**Exercise brief**
Your answer must be the full listing, word for word, with no images in it.

[[ Supplied data, beginning ]]

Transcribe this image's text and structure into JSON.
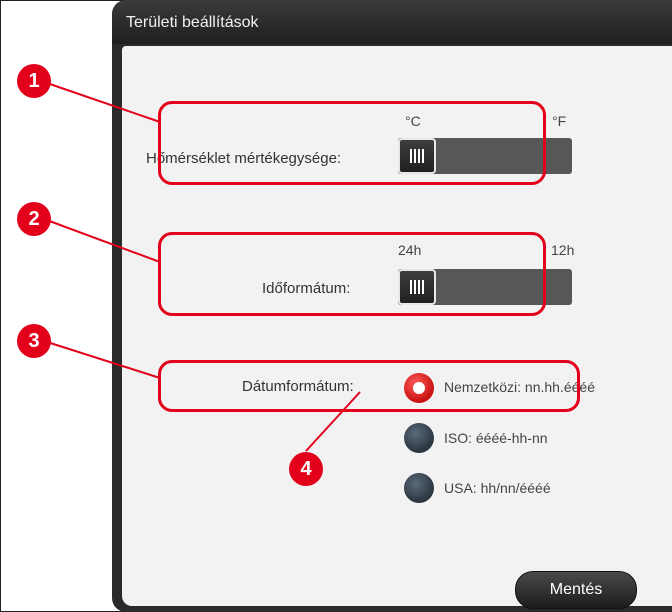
{
  "window": {
    "title": "Területi beállítások"
  },
  "temperature": {
    "label": "Hőmérséklet mértékegysége:",
    "option_left": "°C",
    "option_right": "°F",
    "selected": "°C"
  },
  "time_format": {
    "label": "Időformátum:",
    "option_left": "24h",
    "option_right": "12h",
    "selected": "24h"
  },
  "date_format": {
    "label": "Dátumformátum:",
    "options": [
      {
        "label": "Nemzetközi: nn.hh.éééé",
        "selected": true
      },
      {
        "label": "ISO: éééé-hh-nn",
        "selected": false
      },
      {
        "label": "USA: hh/nn/éééé",
        "selected": false
      }
    ]
  },
  "save_button": {
    "label": "Mentés"
  },
  "callouts": [
    "1",
    "2",
    "3",
    "4"
  ],
  "colors": {
    "highlight": "#e3001b",
    "panel": "#2a2a2a",
    "content": "#f2f2f2"
  }
}
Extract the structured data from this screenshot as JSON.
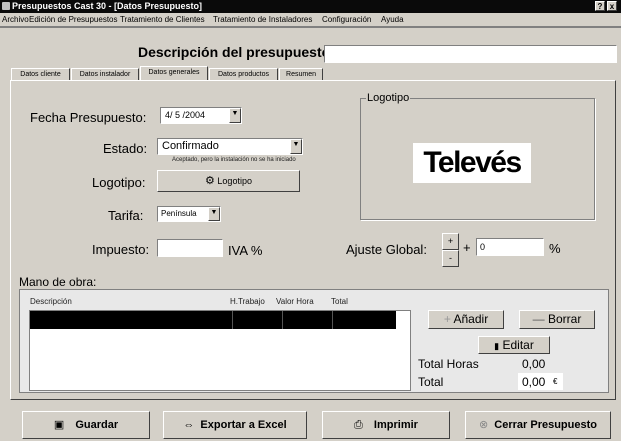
{
  "window": {
    "title": "Presupuestos Cast 30 - [Datos Presupuesto]",
    "help_btn": "?",
    "close_btn": "x"
  },
  "menu": [
    "Archivo",
    "Edición de Presupuestos",
    "Tratamiento de Clientes",
    "Tratamiento de Instaladores",
    "Configuración",
    "Ayuda"
  ],
  "descripcion": {
    "label": "Descripción del presupuesto:",
    "value": ""
  },
  "tabs": [
    "Datos cliente",
    "Datos instalador",
    "Datos generales",
    "Datos productos",
    "Resumen"
  ],
  "active_tab": "Datos generales",
  "form": {
    "fecha_label": "Fecha Presupuesto:",
    "fecha_value": "4/ 5 /2004",
    "estado_label": "Estado:",
    "estado_value": "Confirmado",
    "estado_note": "Aceptado, pero la instalación no se ha iniciado",
    "logotipo_label": "Logotipo:",
    "logotipo_button": "Logotipo",
    "tarifa_label": "Tarifa:",
    "tarifa_value": "Península",
    "impuesto_label": "Impuesto:",
    "impuesto_value": "",
    "iva_label": "IVA %",
    "ajuste_label": "Ajuste Global:",
    "ajuste_plus": "+",
    "ajuste_minus": "-",
    "ajuste_sign": "+",
    "ajuste_value": "0",
    "ajuste_pct": "%"
  },
  "logo_group": {
    "title": "Logotipo",
    "brand": "Televés"
  },
  "mano_obra": {
    "title": "Mano de obra:",
    "columns": [
      "Descripción",
      "H.Trabajo",
      "Valor Hora",
      "Total"
    ],
    "anadir": "Añadir",
    "borrar": "Borrar",
    "editar": "Editar",
    "total_horas_label": "Total Horas",
    "total_horas_value": "0,00",
    "total_label": "Total",
    "total_value": "0,00",
    "currency": "€"
  },
  "footer": {
    "guardar": "Guardar",
    "exportar": "Exportar a Excel",
    "imprimir": "Imprimir",
    "cerrar": "Cerrar Presupuesto"
  }
}
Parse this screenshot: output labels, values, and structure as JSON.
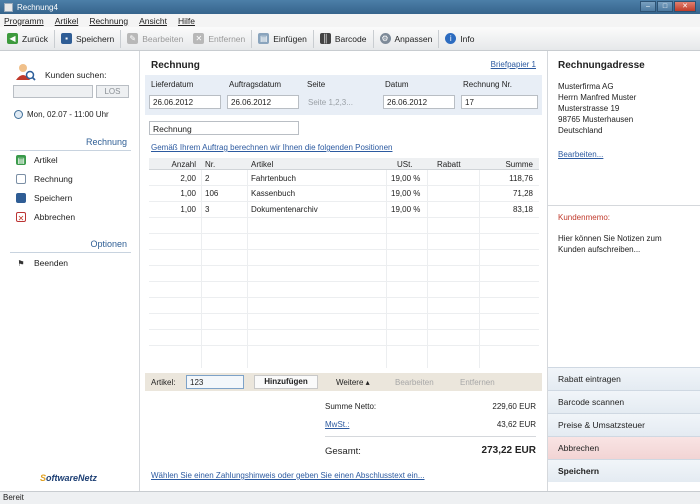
{
  "window": {
    "title": "Rechnung4",
    "controls": [
      "–",
      "□",
      "✕"
    ]
  },
  "menu": [
    "Programm",
    "Artikel",
    "Rechnung",
    "Ansicht",
    "Hilfe"
  ],
  "toolbar": {
    "back": "Zurück",
    "save": "Speichern",
    "edit": "Bearbeiten",
    "remove": "Entfernen",
    "paste": "Einfügen",
    "barcode": "Barcode",
    "customize": "Anpassen",
    "info": "Info"
  },
  "sidebar": {
    "search_label": "Kunden suchen:",
    "search_value": "",
    "search_button": "LOS",
    "date": "Mon, 02.07 - 11:00 Uhr",
    "section_invoice": "Rechnung",
    "invoice_items": [
      "Artikel",
      "Rechnung",
      "Speichern",
      "Abbrechen"
    ],
    "section_options": "Optionen",
    "option_items": [
      "Beenden"
    ],
    "logo_prefix": "S",
    "logo_rest": "oftwareNetz"
  },
  "invoice": {
    "title": "Rechnung",
    "letterhead_link": "Briefpapier 1",
    "fields": {
      "delivery_label": "Lieferdatum",
      "delivery_value": "26.06.2012",
      "order_label": "Auftragsdatum",
      "order_value": "26.06.2012",
      "page_label": "Seite",
      "page_placeholder": "Seite 1,2,3...",
      "date_label": "Datum",
      "date_value": "26.06.2012",
      "number_label": "Rechnung Nr.",
      "number_value": "17"
    },
    "name_value": "Rechnung",
    "calc_link": "Gemäß Ihrem Auftrag berechnen wir Ihnen die folgenden Positionen",
    "columns": [
      "Anzahl",
      "Nr.",
      "Artikel",
      "USt.",
      "Rabatt",
      "Summe"
    ],
    "rows": [
      {
        "qty": "2,00",
        "nr": "2",
        "article": "Fahrtenbuch",
        "vat": "19,00 %",
        "discount": "",
        "sum": "118,76"
      },
      {
        "qty": "1,00",
        "nr": "106",
        "article": "Kassenbuch",
        "vat": "19,00 %",
        "discount": "",
        "sum": "71,28"
      },
      {
        "qty": "1,00",
        "nr": "3",
        "article": "Dokumentenarchiv",
        "vat": "19,00 %",
        "discount": "",
        "sum": "83,18"
      }
    ],
    "article_bar": {
      "label": "Artikel:",
      "input_value": "123",
      "add_button": "Hinzufügen",
      "more_button": "Weitere ▴",
      "edit_button": "Bearbeiten",
      "remove_button": "Entfernen"
    },
    "totals": {
      "net_label": "Summe Netto:",
      "net_value": "229,60 EUR",
      "vat_label": "MwSt.:",
      "vat_value": "43,62 EUR",
      "gross_label": "Gesamt:",
      "gross_value": "273,22 EUR"
    },
    "payment_link": "Wählen Sie einen Zahlungshinweis oder geben Sie einen Abschlusstext ein..."
  },
  "address": {
    "title": "Rechnungadresse",
    "lines": [
      "Musterfirma AG",
      "Herrn Manfred Muster",
      "Musterstrasse 19",
      "98765 Musterhausen",
      "Deutschland"
    ],
    "edit_link": "Bearbeiten..."
  },
  "memo": {
    "title": "Kundenmemo:",
    "text": "Hier können Sie Notizen zum Kunden aufschreiben..."
  },
  "actions": [
    "Rabatt eintragen",
    "Barcode scannen",
    "Preise & Umsatzsteuer",
    "Abbrechen",
    "Speichern"
  ],
  "status": "Bereit",
  "colors": {
    "accent": "#2c5aa0",
    "memo": "#c0392b",
    "logo": "#1d3f74"
  }
}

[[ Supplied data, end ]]

**Exercise solution**
Transcribe this image's text and structure into JSON.
{
  "window": {
    "title": "Területi beállítások"
  },
  "temperature": {
    "label": "Hőmérséklet mértékegysége:",
    "option_left": "°C",
    "option_right": "°F",
    "selected": "°C"
  },
  "time_format": {
    "label": "Időformátum:",
    "option_left": "24h",
    "option_right": "12h",
    "selected": "24h"
  },
  "date_format": {
    "label": "Dátumformátum:",
    "options": [
      {
        "label": "Nemzetközi: nn.hh.éééé",
        "selected": true
      },
      {
        "label": "ISO: éééé-hh-nn",
        "selected": false
      },
      {
        "label": "USA: hh/nn/éééé",
        "selected": false
      }
    ]
  },
  "save_button": {
    "label": "Mentés"
  },
  "callouts": [
    "1",
    "2",
    "3",
    "4"
  ],
  "colors": {
    "highlight": "#e3001b",
    "panel": "#2a2a2a",
    "content": "#f2f2f2"
  }
}
Extract the structured data from this screenshot as JSON.
{
  "window": {
    "title": "Presupuestos Cast 30 - [Datos Presupuesto]",
    "help_btn": "?",
    "close_btn": "x"
  },
  "menu": [
    "Archivo",
    "Edición de Presupuestos",
    "Tratamiento de Clientes",
    "Tratamiento de Instaladores",
    "Configuración",
    "Ayuda"
  ],
  "descripcion": {
    "label": "Descripción del presupuesto:",
    "value": ""
  },
  "tabs": [
    "Datos cliente",
    "Datos instalador",
    "Datos generales",
    "Datos productos",
    "Resumen"
  ],
  "active_tab": "Datos generales",
  "form": {
    "fecha_label": "Fecha Presupuesto:",
    "fecha_value": "4/ 5 /2004",
    "estado_label": "Estado:",
    "estado_value": "Confirmado",
    "estado_note": "Aceptado, pero la instalación no se ha iniciado",
    "logotipo_label": "Logotipo:",
    "logotipo_button": "Logotipo",
    "tarifa_label": "Tarifa:",
    "tarifa_value": "Península",
    "impuesto_label": "Impuesto:",
    "impuesto_value": "",
    "iva_label": "IVA %",
    "ajuste_label": "Ajuste Global:",
    "ajuste_plus": "+",
    "ajuste_minus": "-",
    "ajuste_sign": "+",
    "ajuste_value": "0",
    "ajuste_pct": "%"
  },
  "logo_group": {
    "title": "Logotipo",
    "brand": "Televés"
  },
  "mano_obra": {
    "title": "Mano de obra:",
    "columns": [
      "Descripción",
      "H.Trabajo",
      "Valor Hora",
      "Total"
    ],
    "anadir": "Añadir",
    "borrar": "Borrar",
    "editar": "Editar",
    "total_horas_label": "Total Horas",
    "total_horas_value": "0,00",
    "total_label": "Total",
    "total_value": "0,00",
    "currency": "€"
  },
  "footer": {
    "guardar": "Guardar",
    "exportar": "Exportar a Excel",
    "imprimir": "Imprimir",
    "cerrar": "Cerrar Presupuesto"
  }
}
Parse this screenshot: output labels, values, and structure as JSON.
{
  "window": {
    "title": "Rechnung4",
    "controls": [
      "–",
      "□",
      "✕"
    ]
  },
  "menu": [
    "Programm",
    "Artikel",
    "Rechnung",
    "Ansicht",
    "Hilfe"
  ],
  "toolbar": {
    "back": "Zurück",
    "save": "Speichern",
    "edit": "Bearbeiten",
    "remove": "Entfernen",
    "paste": "Einfügen",
    "barcode": "Barcode",
    "customize": "Anpassen",
    "info": "Info"
  },
  "sidebar": {
    "search_label": "Kunden suchen:",
    "search_value": "",
    "search_button": "LOS",
    "date": "Mon, 02.07 - 11:00 Uhr",
    "section_invoice": "Rechnung",
    "invoice_items": [
      "Artikel",
      "Rechnung",
      "Speichern",
      "Abbrechen"
    ],
    "section_options": "Optionen",
    "option_items": [
      "Beenden"
    ],
    "logo_prefix": "S",
    "logo_rest": "oftwareNetz"
  },
  "invoice": {
    "title": "Rechnung",
    "letterhead_link": "Briefpapier 1",
    "fields": {
      "delivery_label": "Lieferdatum",
      "delivery_value": "26.06.2012",
      "order_label": "Auftragsdatum",
      "order_value": "26.06.2012",
      "page_label": "Seite",
      "page_placeholder": "Seite 1,2,3...",
      "date_label": "Datum",
      "date_value": "26.06.2012",
      "number_label": "Rechnung Nr.",
      "number_value": "17"
    },
    "name_value": "Rechnung",
    "calc_link": "Gemäß Ihrem Auftrag berechnen wir Ihnen die folgenden Positionen",
    "columns": [
      "Anzahl",
      "Nr.",
      "Artikel",
      "USt.",
      "Rabatt",
      "Summe"
    ],
    "rows": [
      {
        "qty": "2,00",
        "nr": "2",
        "article": "Fahrtenbuch",
        "vat": "19,00 %",
        "discount": "",
        "sum": "118,76"
      },
      {
        "qty": "1,00",
        "nr": "106",
        "article": "Kassenbuch",
        "vat": "19,00 %",
        "discount": "",
        "sum": "71,28"
      },
      {
        "qty": "1,00",
        "nr": "3",
        "article": "Dokumentenarchiv",
        "vat": "19,00 %",
        "discount": "",
        "sum": "83,18"
      }
    ],
    "article_bar": {
      "label": "Artikel:",
      "input_value": "123",
      "add_button": "Hinzufügen",
      "more_button": "Weitere ▴",
      "edit_button": "Bearbeiten",
      "remove_button": "Entfernen"
    },
    "totals": {
      "net_label": "Summe Netto:",
      "net_value": "229,60 EUR",
      "vat_label": "MwSt.:",
      "vat_value": "43,62 EUR",
      "gross_label": "Gesamt:",
      "gross_value": "273,22 EUR"
    },
    "payment_link": "Wählen Sie einen Zahlungshinweis oder geben Sie einen Abschlusstext ein..."
  },
  "address": {
    "title": "Rechnungadresse",
    "lines": [
      "Musterfirma AG",
      "Herrn Manfred Muster",
      "Musterstrasse 19",
      "98765 Musterhausen",
      "Deutschland"
    ],
    "edit_link": "Bearbeiten..."
  },
  "memo": {
    "title": "Kundenmemo:",
    "text": "Hier können Sie Notizen zum Kunden aufschreiben..."
  },
  "actions": [
    "Rabatt eintragen",
    "Barcode scannen",
    "Preise & Umsatzsteuer",
    "Abbrechen",
    "Speichern"
  ],
  "status": "Bereit",
  "colors": {
    "accent": "#2c5aa0",
    "memo": "#c0392b",
    "logo": "#1d3f74"
  }
}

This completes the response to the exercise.